When Liu Yanchang quit his factory job in Hebei province and took the four-hour bus ride to Beijing to become a courier, it was the farthest the 18-year-old had ever been from home. The new job, part of the booming e-commerce industry, offered him more money than he had ever made before, and he hoped to learn English and one day travel overseas. All in all, he was happy.
Just a few months on, though, his optimism has been deflated. “I don’t belong in Beijing,” he complains. “I just work here.”
Grueling 10-hour workdays spent ferrying packages bought online across China’s capital affected his performance, and several lost packages resulted in a disciplinary fine and an angry boss. He still finds the giant city hard to navigate, and has had less opportunity to explore than he expected. Isolated in the small room he rents, Liu says his initial enthusiasm for the adventure seems like a distant memory.

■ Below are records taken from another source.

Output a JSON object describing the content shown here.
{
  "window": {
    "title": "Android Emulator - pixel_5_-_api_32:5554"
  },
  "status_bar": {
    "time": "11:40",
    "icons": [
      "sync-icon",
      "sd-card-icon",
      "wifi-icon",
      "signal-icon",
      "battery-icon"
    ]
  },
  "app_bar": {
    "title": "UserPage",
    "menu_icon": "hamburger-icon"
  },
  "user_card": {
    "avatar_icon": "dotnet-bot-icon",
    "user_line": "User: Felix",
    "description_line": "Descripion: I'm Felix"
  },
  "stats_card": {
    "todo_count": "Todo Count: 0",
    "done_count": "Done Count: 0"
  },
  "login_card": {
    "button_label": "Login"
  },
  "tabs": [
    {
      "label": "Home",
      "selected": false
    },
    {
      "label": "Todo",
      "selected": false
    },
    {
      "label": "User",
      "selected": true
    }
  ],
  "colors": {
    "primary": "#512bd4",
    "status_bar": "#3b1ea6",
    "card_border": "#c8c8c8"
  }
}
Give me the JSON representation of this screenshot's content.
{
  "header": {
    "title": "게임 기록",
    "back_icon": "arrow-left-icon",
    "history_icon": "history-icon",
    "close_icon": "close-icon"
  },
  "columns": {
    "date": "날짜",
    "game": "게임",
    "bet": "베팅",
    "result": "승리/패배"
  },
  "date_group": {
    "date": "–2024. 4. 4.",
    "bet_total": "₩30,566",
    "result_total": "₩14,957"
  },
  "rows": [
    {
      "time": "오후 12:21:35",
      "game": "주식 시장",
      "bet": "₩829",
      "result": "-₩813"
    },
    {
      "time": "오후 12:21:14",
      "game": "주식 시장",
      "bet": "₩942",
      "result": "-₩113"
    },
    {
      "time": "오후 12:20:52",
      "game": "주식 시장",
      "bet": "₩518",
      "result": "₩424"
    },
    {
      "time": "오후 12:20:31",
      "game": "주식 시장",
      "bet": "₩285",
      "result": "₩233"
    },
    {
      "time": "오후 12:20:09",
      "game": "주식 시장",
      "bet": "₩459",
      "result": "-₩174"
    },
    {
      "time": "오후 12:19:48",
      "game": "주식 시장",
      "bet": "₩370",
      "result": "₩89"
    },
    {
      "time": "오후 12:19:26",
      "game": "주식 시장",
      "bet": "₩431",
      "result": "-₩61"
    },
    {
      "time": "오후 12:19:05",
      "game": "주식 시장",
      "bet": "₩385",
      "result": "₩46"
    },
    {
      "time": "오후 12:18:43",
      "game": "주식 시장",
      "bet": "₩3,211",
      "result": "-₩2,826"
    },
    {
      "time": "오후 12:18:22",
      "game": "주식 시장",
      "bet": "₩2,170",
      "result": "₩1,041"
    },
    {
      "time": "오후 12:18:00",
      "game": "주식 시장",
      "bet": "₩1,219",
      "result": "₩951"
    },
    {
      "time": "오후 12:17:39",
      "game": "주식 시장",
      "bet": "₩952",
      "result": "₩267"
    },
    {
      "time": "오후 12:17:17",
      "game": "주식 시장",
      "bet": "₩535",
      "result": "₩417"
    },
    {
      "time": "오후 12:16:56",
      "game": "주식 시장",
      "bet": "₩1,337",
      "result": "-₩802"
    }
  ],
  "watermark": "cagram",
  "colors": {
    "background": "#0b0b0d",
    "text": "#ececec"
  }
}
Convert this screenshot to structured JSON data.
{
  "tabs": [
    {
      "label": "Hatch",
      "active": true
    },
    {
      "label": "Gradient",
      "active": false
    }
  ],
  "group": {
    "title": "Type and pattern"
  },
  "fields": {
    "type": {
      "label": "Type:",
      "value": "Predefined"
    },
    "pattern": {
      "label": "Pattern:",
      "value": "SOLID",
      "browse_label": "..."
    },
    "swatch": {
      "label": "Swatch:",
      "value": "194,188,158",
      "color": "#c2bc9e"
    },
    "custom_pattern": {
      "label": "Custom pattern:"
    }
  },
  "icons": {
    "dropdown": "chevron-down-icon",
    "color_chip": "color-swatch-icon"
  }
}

China has freed more than 850 million people from absolute poverty in recent decades, a period in which the ruling Communist Party made a simple pledge to its population: Avoid interfering with the political order, and prosperity will be yours. This contract worked for China’s middle class, which grew from 29 million in the 1990s to some 531 million in 2013. In 2019, however, Beijing’s mission has become more complicated, and Liu’s story is typical of the 228 million migrants who work in China’s cities today. These workers, known as nongmingong, have seen their wealth increase, but their place in Chinese society is largely unclear. China’s cities are becoming more and more hostile to the people on whose backs they were built, and the nongmingong are not feeling the gains of the government’s promise.